Pope Francis declares death penalty “inadmissable”

Posted in: Social Justice

Completing the movement started by his predecessors, Saint John Paul II and Pope Benedict XVI, Pope Francis has made an official change to the Catechism of the Catholic Church declaring the use of the death penalty “inadmissible” in all cases.

Read the NY Times article here.

Read the National Catholic Register article here.

The full text of the new draft of paragraph 2267 in the Catechism states, in full:
“Recourse to the death penalty on the part of legitimate authority, following a fair trial, was long considered an appropriate response to the gravity of certain crimes and an acceptable, albeit extreme, means of safeguarding the common good. Today, however, there is an increasing awareness that the dignity of the person is not lost even after the commission of very serious crimes. In addition, a new understanding has emerged of the significance of penal sanctions imposed by the state. Lastly, more effective systems of detention have been developed, which ensure the due protection of citizens but, at the same time, do not definitively deprive the guilty of the possibility of redemption. Consequently, the Church teaches, in the light of the Gospel, that ‘the death penalty is inadmissible because it is an attack on the inviolability and dignity of the person,’ and she works with determination for its abolition worldwide.”

There are no comments published yet.

Leave a Comment

This site uses Akismet to reduce spam.
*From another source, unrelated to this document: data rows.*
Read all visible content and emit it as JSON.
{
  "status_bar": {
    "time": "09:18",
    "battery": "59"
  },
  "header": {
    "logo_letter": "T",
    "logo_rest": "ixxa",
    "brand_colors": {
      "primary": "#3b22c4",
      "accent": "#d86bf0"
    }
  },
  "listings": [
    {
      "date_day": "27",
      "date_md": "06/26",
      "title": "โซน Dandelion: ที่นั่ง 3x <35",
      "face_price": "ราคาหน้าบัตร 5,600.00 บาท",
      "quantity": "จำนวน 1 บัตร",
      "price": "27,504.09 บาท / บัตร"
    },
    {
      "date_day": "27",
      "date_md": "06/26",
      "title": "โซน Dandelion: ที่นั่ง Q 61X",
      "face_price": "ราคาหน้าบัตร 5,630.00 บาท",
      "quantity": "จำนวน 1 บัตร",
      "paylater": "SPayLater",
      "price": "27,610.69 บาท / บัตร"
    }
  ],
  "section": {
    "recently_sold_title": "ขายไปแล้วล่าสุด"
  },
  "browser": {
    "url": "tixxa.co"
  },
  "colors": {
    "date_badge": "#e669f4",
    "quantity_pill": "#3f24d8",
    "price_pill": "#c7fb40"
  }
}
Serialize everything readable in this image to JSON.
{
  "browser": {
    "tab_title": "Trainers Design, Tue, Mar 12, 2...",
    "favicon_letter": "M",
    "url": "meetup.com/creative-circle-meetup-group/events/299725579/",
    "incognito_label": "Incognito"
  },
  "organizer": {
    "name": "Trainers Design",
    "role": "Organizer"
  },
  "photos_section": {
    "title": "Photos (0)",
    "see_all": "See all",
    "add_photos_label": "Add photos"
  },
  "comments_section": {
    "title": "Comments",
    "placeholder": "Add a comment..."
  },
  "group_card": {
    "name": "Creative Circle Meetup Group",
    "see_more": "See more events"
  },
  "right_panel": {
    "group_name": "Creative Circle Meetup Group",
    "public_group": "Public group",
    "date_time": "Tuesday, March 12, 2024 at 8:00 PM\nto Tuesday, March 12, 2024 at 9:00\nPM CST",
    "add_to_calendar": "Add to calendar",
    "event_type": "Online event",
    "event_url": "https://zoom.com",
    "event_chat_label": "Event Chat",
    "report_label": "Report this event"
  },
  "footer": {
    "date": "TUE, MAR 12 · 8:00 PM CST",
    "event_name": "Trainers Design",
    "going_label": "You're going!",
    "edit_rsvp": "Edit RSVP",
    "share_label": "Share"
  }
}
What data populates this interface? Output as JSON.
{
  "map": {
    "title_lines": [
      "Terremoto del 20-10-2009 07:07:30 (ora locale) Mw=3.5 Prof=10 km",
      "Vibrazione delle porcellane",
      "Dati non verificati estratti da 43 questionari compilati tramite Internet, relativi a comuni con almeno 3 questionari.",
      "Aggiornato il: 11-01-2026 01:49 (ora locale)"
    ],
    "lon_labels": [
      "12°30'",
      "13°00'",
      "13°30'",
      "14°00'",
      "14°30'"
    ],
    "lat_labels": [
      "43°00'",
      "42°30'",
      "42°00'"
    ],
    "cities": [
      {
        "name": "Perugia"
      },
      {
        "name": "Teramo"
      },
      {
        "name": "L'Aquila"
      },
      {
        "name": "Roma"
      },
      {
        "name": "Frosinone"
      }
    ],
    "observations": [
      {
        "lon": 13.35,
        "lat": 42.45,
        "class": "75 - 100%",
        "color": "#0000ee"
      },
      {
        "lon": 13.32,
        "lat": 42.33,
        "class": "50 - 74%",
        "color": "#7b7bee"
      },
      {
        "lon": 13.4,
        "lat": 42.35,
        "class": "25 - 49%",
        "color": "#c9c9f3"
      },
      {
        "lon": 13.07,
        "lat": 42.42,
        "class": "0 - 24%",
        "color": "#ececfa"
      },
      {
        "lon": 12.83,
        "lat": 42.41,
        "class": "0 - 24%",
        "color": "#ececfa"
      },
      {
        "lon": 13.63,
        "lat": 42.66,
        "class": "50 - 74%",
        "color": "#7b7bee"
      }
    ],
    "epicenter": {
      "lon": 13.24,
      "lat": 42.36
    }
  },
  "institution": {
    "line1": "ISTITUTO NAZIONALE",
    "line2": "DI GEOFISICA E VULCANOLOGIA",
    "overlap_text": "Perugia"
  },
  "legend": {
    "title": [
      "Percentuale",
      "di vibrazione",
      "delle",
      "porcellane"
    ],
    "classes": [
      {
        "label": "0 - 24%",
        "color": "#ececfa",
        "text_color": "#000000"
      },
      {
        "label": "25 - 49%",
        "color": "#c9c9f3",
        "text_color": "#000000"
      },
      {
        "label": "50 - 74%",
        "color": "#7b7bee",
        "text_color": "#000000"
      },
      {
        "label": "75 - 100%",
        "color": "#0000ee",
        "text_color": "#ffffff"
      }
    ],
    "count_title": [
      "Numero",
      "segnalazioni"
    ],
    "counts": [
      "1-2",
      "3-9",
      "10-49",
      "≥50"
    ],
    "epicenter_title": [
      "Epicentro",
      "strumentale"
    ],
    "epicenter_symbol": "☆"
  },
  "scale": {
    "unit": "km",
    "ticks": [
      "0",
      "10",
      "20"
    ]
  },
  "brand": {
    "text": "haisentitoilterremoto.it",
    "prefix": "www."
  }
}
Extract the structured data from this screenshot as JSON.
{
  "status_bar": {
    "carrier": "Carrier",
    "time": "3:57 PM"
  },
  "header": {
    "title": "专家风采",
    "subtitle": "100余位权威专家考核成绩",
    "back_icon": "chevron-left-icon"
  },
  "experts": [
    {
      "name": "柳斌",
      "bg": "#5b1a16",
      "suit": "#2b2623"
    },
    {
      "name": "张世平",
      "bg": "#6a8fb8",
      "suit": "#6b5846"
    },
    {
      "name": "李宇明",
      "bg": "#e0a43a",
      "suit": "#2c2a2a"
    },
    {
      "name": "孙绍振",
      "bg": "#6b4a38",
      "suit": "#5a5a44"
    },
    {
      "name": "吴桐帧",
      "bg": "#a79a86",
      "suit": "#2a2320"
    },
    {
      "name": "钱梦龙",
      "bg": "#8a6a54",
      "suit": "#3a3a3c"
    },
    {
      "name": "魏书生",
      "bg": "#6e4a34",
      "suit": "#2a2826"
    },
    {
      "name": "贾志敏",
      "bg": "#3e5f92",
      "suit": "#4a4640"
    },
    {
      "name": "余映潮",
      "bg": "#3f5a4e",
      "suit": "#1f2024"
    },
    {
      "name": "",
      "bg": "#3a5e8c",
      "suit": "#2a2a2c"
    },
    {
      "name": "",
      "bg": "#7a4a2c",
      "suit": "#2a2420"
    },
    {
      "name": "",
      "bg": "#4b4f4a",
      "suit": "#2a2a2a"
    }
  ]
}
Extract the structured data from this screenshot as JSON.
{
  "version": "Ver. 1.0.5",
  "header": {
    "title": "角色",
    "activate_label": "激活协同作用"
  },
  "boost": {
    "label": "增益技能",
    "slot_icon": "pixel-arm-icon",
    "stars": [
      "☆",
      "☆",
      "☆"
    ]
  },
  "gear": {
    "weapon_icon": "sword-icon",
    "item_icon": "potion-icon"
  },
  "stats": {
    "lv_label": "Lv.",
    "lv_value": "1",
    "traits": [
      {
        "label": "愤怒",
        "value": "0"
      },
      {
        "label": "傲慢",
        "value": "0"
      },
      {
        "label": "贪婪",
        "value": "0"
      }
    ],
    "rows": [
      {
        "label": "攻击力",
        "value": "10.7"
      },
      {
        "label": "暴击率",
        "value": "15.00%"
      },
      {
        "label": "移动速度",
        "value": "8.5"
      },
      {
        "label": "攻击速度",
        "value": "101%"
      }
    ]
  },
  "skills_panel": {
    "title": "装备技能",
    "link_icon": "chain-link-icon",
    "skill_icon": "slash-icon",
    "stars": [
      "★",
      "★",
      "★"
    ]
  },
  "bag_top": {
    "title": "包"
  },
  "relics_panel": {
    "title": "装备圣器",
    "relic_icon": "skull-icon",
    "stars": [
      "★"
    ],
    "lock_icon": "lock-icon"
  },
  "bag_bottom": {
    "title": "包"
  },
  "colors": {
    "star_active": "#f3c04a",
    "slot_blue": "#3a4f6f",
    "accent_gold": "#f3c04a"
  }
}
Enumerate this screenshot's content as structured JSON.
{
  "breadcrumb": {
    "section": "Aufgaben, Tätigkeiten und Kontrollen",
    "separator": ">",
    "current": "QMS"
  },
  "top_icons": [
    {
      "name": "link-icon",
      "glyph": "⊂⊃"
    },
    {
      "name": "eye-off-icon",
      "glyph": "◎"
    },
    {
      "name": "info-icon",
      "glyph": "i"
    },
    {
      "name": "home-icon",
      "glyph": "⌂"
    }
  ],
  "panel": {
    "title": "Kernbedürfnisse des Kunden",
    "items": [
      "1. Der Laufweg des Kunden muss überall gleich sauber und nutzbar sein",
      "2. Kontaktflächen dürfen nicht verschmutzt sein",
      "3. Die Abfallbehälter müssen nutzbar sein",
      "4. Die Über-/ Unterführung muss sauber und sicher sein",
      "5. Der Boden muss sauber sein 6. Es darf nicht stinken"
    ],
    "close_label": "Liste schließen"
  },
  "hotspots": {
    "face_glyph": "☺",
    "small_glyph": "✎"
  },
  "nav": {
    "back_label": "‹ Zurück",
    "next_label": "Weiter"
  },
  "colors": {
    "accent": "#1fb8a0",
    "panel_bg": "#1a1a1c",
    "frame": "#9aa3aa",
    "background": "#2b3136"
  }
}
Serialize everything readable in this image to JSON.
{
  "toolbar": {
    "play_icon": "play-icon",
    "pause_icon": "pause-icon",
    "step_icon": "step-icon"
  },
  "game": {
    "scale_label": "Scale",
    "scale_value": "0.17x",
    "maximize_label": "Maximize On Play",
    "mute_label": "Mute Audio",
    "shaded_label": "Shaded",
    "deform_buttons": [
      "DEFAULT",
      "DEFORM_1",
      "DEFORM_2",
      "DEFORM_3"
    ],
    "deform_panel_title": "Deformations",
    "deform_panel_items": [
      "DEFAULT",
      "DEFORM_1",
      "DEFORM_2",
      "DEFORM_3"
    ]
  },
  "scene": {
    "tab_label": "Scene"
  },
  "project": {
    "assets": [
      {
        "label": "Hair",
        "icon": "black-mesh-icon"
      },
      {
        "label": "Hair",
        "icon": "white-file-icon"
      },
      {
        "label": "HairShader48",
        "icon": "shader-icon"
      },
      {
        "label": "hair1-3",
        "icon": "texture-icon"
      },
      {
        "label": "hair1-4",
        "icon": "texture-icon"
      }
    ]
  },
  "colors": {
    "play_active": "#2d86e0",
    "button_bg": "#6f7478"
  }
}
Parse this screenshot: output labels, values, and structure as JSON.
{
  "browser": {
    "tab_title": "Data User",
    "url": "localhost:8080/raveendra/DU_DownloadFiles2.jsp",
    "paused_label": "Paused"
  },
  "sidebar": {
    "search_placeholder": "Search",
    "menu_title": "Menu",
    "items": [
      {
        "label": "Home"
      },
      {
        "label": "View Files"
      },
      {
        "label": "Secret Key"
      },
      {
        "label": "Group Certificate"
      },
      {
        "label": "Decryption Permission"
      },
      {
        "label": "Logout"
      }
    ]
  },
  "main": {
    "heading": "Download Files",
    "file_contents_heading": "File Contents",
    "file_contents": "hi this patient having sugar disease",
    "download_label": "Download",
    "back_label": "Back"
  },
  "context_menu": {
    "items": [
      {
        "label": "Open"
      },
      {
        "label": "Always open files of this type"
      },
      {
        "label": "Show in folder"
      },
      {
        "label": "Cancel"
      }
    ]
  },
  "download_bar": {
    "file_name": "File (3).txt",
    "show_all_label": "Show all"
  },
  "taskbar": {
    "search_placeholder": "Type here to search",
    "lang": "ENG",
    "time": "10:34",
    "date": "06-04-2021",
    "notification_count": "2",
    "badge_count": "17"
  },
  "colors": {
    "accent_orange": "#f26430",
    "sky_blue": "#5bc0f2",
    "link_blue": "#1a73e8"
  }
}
Learn how your comment data is processed.

Change this in Theme Options
Change this in Theme Options